Indian women will soon be able to legally opt for abortion until the sixth month of pregnancy, instead of the previous limit of five months.
The Union Cabinet chaired by Prime Minister Narendra Modi Wednesday approved the Medical Termination of Pregnancy (Amendment) Bill to extend the period to six months, making it easier for women to safely and legally terminate an unwanted pregnancy.
The only condition will be that the woman has to seek permission from two doctors, including a government doctor, for the procedure.The amendment to the Medical Termination of Pregnancy (MTP) Act, 1971, will now be introduced in Parliament in the upcoming budget session.“The law, which was necessary for women’s reproductive rights, will now allow them to abort any time during pregnancy till the 24-week gestation period. Currently, the law allows medical abortion only till 20 weeks of pregnancy,” Information and Broadcasting Minister Prakash Javadekar said.“The proposed increase in gestational age will ensure dignity, autonomy, confidentiality and justice for women who need to terminate pregnancy,” added the government press statement announcing the amendment.

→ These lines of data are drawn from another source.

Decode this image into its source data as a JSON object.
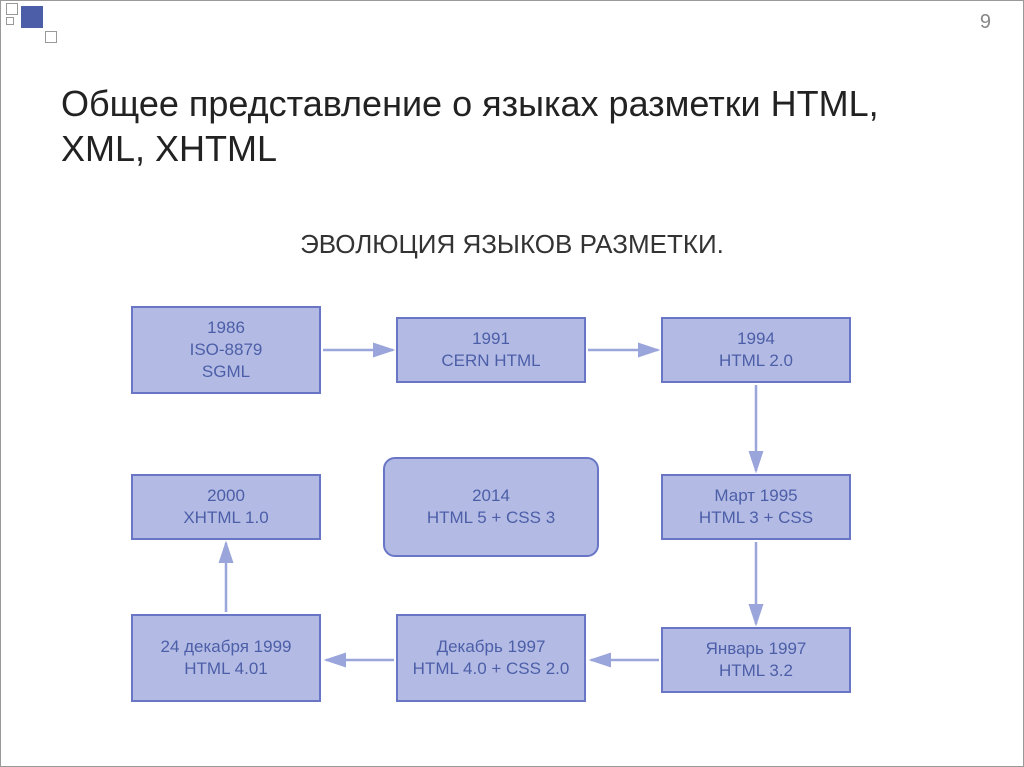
{
  "page_number": "9",
  "title": "Общее представление о языках разметки HTML, XML, XHTML",
  "subtitle": "ЭВОЛЮЦИЯ ЯЗЫКОВ РАЗМЕТКИ.",
  "boxes": {
    "sgml": "1986\nISO-8879\nSGML",
    "cern": "1991\nCERN HTML",
    "html20": "1994\nHTML 2.0",
    "xhtml": "2000\nXHTML 1.0",
    "html5": "2014\nHTML 5 + CSS 3",
    "html3": "Март 1995\nHTML 3 +   CSS",
    "html401": "24 декабря 1999\nHTML 4.01",
    "html40": "Декабрь 1997\nHTML 4.0 + CSS 2.0",
    "html32": "Январь 1997\nHTML 3.2"
  },
  "chart_data": {
    "type": "flowchart",
    "title": "ЭВОЛЮЦИЯ ЯЗЫКОВ РАЗМЕТКИ",
    "nodes": [
      {
        "id": "sgml",
        "label": "1986 ISO-8879 SGML",
        "year": 1986
      },
      {
        "id": "cern",
        "label": "1991 CERN HTML",
        "year": 1991
      },
      {
        "id": "html20",
        "label": "1994 HTML 2.0",
        "year": 1994
      },
      {
        "id": "html3",
        "label": "Март 1995 HTML 3 + CSS",
        "year": 1995
      },
      {
        "id": "html32",
        "label": "Январь 1997 HTML 3.2",
        "year": 1997
      },
      {
        "id": "html40",
        "label": "Декабрь 1997 HTML 4.0 + CSS 2.0",
        "year": 1997
      },
      {
        "id": "html401",
        "label": "24 декабря 1999 HTML 4.01",
        "year": 1999
      },
      {
        "id": "xhtml",
        "label": "2000 XHTML 1.0",
        "year": 2000
      },
      {
        "id": "html5",
        "label": "2014 HTML 5 + CSS 3",
        "year": 2014,
        "highlight": true
      }
    ],
    "edges": [
      {
        "from": "sgml",
        "to": "cern"
      },
      {
        "from": "cern",
        "to": "html20"
      },
      {
        "from": "html20",
        "to": "html3"
      },
      {
        "from": "html3",
        "to": "html32"
      },
      {
        "from": "html32",
        "to": "html40"
      },
      {
        "from": "html40",
        "to": "html401"
      },
      {
        "from": "html401",
        "to": "xhtml"
      }
    ]
  }
}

The risks that led to the decision
Javadekar said that according to estimates, “eight per cent of deaths in maternal mortality data are due to unsafe abortions”.
“The law will help the rape victims, ill and under-age women to terminate the unwanted pregnancy lawfully. Also, in case of deformity of the foetus, a medical board will provide a safe pathway for abortion,” the minister added.

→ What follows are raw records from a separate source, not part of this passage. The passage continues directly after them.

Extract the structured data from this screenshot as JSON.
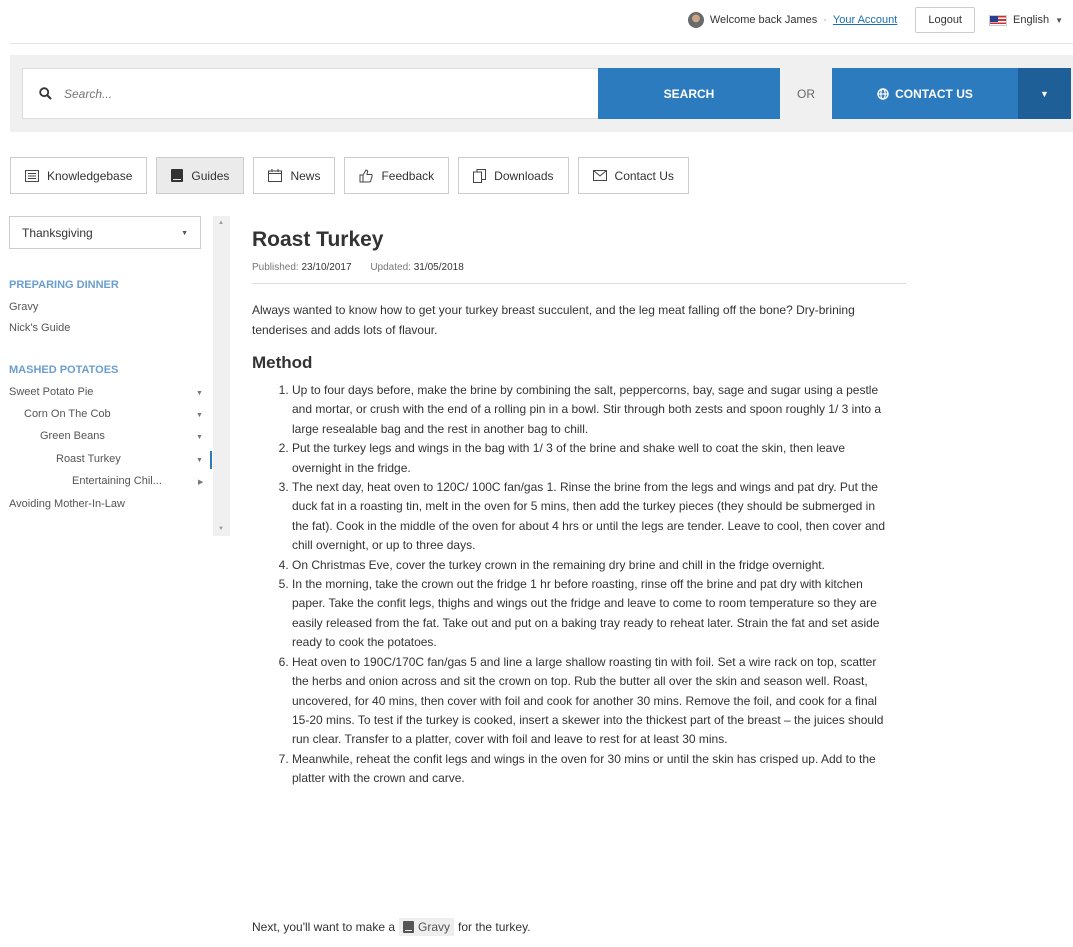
{
  "header": {
    "welcome_text": "Welcome back James",
    "separator": "·",
    "account_link": "Your Account",
    "logout_label": "Logout",
    "language": "English"
  },
  "search": {
    "placeholder": "Search...",
    "button_label": "SEARCH",
    "or_text": "OR",
    "contact_label": "CONTACT US"
  },
  "tabs": [
    {
      "label": "Knowledgebase",
      "icon": "list-icon"
    },
    {
      "label": "Guides",
      "icon": "book-icon",
      "active": true
    },
    {
      "label": "News",
      "icon": "calendar-icon"
    },
    {
      "label": "Feedback",
      "icon": "thumbs-up-icon"
    },
    {
      "label": "Downloads",
      "icon": "copy-icon"
    },
    {
      "label": "Contact Us",
      "icon": "envelope-icon"
    }
  ],
  "sidebar": {
    "selected_guide": "Thanksgiving",
    "section1_heading": "PREPARING DINNER",
    "section1_items": [
      "Gravy",
      "Nick's Guide"
    ],
    "section2_heading": "MASHED POTATOES",
    "tree": [
      {
        "label": "Sweet Potato Pie"
      },
      {
        "label": "Corn On The Cob"
      },
      {
        "label": "Green Beans"
      },
      {
        "label": "Roast Turkey",
        "active": true
      },
      {
        "label": "Entertaining Chil..."
      },
      {
        "label": "Avoiding Mother-In-Law"
      }
    ]
  },
  "article": {
    "title": "Roast Turkey",
    "published_label": "Published:",
    "published_date": "23/10/2017",
    "updated_label": "Updated:",
    "updated_date": "31/05/2018",
    "intro": "Always wanted to know how to get your turkey breast succulent, and the leg meat falling off the bone? Dry-brining tenderises and adds lots of flavour.",
    "method_heading": "Method",
    "steps": [
      "Up to four days before, make the brine by combining the salt, peppercorns, bay, sage and sugar using a pestle and mortar, or crush with the end of a rolling pin in a bowl. Stir through both zests and spoon roughly 1/ 3 into a large resealable bag and the rest in another bag to chill.",
      "Put the turkey legs and wings in the bag with 1/ 3 of the brine and shake well to coat the skin, then leave overnight in the fridge.",
      "The next day, heat oven to 120C/ 100C fan/gas 1. Rinse the brine from the legs and wings and pat dry. Put the duck fat in a roasting tin, melt in the oven for 5 mins, then add the turkey pieces (they should be submerged in the fat). Cook in the middle of the oven for about 4 hrs or until the legs are tender. Leave to cool, then cover and chill overnight, or up to three days.",
      "On Christmas Eve, cover the turkey crown in the remaining dry brine and chill in the fridge overnight.",
      "In the morning, take the crown out the fridge 1 hr before roasting, rinse off the brine and pat dry with kitchen paper. Take the confit legs, thighs and wings out the fridge and leave to come to room temperature so they are easily released from the fat. Take out and put on a baking tray ready to reheat later. Strain the fat and set aside ready to cook the potatoes.",
      "Heat oven to 190C/170C fan/gas 5 and line a large shallow roasting tin with foil. Set a wire rack on top, scatter the herbs and onion across and sit the crown on top. Rub the butter all over the skin and season well. Roast, uncovered, for 40 mins, then cover with foil and cook for another 30 mins. Remove the foil, and cook for a final 15-20 mins. To test if the turkey is cooked, insert a skewer into the thickest part of the breast – the juices should run clear. Transfer to a platter, cover with foil and leave to rest for at least 30 mins.",
      "Meanwhile, reheat the confit legs and wings in the oven for 30 mins or until the skin has crisped up. Add to the platter with the crown and carve."
    ],
    "next_prefix": "Next, you'll want to make a",
    "next_link": "Gravy",
    "next_suffix": "for the turkey."
  },
  "colors": {
    "accent": "#2d7bbf",
    "accent_dark": "#1f5f97",
    "sidebar_heading": "#6b9ed0"
  }
}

The union health ministry had made the first move towards raising the ceiling to 24 weeks in July 2019 when, in an affidavit submitted before the Delhi High Court, it said the process for amending the MTP Act was under consideration.
The year before, a parliamentary panel had recommended permitting abortions until 24 weeks of pregnancy, and allowing unmarried women to medically terminate pregnancies, in an attempt to prevent women from turning to “fake clinics” that perform unsafe abortions.
The panel cited a research paper published in The Lancet Global Health, which said a total of 15.6 million abortions were carried out in India in 2015. Of these, 11.5 million took place outside health facilities.
Noting the rising incidence of unsafe abortions in India, the parliamentary panel said in its report, “A woman must seek legal recourse if the pregnancy has gone over 20 weeks to terminate the pregnancy. The judicial process is so slow that the victim’s pregnancy more often than not crosses the legal limit and she is unable to get the abortion done, thus pushing her further to the shoddy and shabby dealings of quacks in both rural and urban areas of our country.”
The Supreme Court has frequently intervened and passed orders allowing abortions when the pregnancy was more than 24 weeks. For instance, in 2017, it had permitted a 22-year-old woman in her 24th week of pregnancy to undergo abortion after medical reports found the foetus to be without a skull.
Proposed features of the bill
The bill proposes the requirement of the opinion of “one healthcare provider for termination of pregnancy up to 20 weeks of gestation”, and “introducing the requirement of the opinion of two providers for termination of pregnancy of 20-24 weeks of gestation”.
The bill has also enhanced the gestation limit for ‘special categories’ of women, which will be defined in the amendments to the MTP rules and would include ‘vulnerable women including survivors of rape, victims of incest and other vulnerable women like differently-abled women and minors.
It also states that the “name and other particulars of a woman whose pregnancy has been terminated shall not be revealed”, except to a person authorised in any law that is currently in force.
Not many countries allow 24-week abortions
Javadekar said the Modi government’s decision will help India join a select club of nations which allow abortion until 24 weeks of pregnancy.
According to 2017 data, 59 countries allow elective abortions, of which only seven permit the procedure after 20 weeks — Canada, China, the Netherlands, North Korea, Singapore, the United States, and Vietnam.
The European Union has no common laws on abortion, while some countries have complete bans on abortion, including Nicaragua, El Salvador, Honduras and Malta.
According to a BBC report, “Cuba and Uruguay are the only places in Latin America region where women can have abortions during the first 12 weeks of pregnancy, regardless of circumstances.”